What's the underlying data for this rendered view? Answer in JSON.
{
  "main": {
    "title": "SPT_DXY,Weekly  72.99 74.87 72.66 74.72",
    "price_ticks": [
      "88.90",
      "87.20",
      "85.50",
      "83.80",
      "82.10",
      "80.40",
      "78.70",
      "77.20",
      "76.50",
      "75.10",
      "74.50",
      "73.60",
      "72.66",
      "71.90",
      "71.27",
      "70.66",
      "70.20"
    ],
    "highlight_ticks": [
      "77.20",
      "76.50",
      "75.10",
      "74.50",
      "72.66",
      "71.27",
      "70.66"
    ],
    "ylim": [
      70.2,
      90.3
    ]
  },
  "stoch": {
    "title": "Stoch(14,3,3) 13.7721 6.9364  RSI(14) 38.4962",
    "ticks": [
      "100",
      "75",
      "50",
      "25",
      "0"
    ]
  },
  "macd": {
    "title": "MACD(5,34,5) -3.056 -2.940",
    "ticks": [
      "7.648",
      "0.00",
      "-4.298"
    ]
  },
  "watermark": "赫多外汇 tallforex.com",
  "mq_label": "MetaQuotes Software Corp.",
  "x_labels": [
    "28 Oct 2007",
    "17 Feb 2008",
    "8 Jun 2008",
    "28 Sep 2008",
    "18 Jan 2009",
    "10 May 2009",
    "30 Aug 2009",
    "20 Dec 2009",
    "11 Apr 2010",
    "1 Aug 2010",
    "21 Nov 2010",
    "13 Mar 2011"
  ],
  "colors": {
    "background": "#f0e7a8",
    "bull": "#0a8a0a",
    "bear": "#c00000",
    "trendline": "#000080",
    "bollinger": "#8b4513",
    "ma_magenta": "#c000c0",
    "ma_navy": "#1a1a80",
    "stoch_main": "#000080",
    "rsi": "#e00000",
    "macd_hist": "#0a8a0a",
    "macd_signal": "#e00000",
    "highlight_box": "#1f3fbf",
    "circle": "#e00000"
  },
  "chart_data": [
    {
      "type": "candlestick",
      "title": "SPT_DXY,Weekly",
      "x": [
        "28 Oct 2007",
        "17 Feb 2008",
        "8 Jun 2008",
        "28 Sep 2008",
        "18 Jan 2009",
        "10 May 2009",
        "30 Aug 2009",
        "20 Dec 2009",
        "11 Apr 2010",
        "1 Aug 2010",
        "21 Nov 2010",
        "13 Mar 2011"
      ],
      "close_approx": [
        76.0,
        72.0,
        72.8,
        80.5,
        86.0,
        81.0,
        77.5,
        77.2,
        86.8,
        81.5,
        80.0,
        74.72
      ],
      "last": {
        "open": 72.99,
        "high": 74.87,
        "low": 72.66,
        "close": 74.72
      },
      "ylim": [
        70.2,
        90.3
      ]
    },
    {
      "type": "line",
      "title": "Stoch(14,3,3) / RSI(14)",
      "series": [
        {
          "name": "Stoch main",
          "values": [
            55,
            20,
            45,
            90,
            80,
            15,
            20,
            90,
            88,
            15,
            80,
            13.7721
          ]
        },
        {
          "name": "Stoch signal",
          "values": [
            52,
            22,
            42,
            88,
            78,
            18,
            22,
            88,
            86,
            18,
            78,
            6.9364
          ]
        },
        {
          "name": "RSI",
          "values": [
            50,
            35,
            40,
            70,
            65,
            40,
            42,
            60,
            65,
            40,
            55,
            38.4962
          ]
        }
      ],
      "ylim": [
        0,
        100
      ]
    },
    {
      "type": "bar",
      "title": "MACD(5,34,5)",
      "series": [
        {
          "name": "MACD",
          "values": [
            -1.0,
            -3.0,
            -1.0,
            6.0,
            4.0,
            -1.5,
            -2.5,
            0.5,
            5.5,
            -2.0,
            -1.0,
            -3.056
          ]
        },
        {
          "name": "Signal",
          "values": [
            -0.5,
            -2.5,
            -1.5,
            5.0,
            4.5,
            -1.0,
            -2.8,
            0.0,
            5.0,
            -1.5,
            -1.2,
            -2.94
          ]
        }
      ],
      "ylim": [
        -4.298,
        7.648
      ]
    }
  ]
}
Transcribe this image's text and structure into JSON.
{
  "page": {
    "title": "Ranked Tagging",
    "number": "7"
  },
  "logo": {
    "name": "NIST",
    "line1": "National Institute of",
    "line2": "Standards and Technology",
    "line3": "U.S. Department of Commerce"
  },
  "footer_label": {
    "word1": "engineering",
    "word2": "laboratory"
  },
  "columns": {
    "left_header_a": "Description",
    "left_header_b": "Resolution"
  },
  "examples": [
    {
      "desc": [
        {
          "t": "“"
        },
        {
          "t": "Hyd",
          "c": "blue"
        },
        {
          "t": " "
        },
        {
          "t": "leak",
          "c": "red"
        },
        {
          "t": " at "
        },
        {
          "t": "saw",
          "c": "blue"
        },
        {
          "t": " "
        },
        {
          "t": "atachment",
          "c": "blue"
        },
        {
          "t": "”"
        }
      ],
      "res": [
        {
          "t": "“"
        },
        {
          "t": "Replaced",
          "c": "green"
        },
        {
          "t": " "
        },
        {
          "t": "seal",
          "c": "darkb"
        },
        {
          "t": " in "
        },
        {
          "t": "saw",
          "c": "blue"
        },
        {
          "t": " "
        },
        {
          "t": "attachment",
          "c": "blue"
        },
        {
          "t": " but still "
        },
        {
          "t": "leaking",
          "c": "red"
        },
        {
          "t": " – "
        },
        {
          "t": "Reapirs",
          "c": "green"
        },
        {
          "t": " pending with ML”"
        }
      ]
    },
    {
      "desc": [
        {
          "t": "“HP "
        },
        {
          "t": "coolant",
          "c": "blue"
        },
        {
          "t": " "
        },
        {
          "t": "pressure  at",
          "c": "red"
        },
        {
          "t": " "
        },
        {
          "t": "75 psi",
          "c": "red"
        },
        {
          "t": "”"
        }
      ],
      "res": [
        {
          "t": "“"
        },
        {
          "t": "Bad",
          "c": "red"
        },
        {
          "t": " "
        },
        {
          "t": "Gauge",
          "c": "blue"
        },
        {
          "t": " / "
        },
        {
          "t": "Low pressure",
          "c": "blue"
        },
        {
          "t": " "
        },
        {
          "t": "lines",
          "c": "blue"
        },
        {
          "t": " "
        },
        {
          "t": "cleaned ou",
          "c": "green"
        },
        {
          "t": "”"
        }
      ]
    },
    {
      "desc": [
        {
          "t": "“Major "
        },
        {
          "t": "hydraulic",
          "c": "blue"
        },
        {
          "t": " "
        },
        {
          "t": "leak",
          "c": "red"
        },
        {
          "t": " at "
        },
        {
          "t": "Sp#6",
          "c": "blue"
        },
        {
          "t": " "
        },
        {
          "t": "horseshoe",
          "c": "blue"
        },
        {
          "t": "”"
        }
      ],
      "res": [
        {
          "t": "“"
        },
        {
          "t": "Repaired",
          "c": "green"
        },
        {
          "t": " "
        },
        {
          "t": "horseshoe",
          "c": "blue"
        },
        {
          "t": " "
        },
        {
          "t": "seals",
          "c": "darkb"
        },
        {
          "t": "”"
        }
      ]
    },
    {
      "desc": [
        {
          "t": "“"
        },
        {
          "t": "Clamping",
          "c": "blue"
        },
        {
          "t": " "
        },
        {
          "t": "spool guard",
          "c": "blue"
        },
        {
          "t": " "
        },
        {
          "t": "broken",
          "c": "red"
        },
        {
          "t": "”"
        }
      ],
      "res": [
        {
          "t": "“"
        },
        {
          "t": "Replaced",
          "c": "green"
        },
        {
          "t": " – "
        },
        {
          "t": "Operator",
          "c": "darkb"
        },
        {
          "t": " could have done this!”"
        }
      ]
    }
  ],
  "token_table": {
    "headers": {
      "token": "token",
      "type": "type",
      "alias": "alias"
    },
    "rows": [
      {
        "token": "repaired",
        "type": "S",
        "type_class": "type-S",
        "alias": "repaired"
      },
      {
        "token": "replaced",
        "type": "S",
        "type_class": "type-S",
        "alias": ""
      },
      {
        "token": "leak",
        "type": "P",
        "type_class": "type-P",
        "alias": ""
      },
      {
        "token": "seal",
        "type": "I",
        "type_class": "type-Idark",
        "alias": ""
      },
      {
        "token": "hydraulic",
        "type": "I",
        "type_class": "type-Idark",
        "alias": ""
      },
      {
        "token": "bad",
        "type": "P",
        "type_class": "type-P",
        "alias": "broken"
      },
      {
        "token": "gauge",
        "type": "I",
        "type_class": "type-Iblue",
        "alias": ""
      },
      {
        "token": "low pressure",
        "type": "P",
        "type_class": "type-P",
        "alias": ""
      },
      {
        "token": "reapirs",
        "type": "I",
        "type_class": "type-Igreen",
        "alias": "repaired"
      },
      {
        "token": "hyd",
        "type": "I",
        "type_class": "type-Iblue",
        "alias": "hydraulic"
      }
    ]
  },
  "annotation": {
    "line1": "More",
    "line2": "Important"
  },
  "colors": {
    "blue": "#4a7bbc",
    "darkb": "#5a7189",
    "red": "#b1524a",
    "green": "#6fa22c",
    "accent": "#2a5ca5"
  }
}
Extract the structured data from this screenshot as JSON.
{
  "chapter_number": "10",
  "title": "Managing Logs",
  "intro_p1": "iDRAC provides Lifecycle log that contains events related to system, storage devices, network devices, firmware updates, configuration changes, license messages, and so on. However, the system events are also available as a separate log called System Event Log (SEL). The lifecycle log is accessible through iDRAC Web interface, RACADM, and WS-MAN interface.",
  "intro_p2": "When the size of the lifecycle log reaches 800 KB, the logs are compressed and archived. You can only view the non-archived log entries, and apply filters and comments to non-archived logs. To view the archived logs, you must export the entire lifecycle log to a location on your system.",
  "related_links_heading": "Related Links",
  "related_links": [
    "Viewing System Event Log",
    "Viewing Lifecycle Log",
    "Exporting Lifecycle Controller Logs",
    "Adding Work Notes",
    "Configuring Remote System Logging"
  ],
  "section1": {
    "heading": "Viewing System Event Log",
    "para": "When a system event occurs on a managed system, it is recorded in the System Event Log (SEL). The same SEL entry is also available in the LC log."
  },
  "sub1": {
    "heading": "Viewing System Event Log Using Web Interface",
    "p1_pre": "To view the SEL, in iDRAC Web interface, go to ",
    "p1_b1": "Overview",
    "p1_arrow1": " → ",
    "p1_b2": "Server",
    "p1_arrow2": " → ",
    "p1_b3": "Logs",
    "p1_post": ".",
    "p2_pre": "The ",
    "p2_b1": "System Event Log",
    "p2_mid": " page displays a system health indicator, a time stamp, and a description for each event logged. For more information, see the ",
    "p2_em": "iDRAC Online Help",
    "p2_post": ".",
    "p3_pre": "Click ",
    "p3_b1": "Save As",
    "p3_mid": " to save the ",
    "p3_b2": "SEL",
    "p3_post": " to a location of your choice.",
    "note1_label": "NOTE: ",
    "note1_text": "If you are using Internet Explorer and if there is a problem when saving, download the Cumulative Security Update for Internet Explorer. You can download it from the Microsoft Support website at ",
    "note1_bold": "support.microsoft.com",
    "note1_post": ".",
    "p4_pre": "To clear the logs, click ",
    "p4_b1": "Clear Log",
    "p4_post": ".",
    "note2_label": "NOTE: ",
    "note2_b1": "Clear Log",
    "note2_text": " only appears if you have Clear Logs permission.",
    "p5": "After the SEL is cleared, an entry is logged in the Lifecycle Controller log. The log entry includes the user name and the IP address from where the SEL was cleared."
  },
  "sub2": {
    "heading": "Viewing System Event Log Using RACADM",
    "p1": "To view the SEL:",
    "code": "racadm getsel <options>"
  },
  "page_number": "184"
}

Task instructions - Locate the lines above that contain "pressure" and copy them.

Solution to this task -
          "t": "pressure  at",
          "t": "Low pressure",
        "token": "low pressure",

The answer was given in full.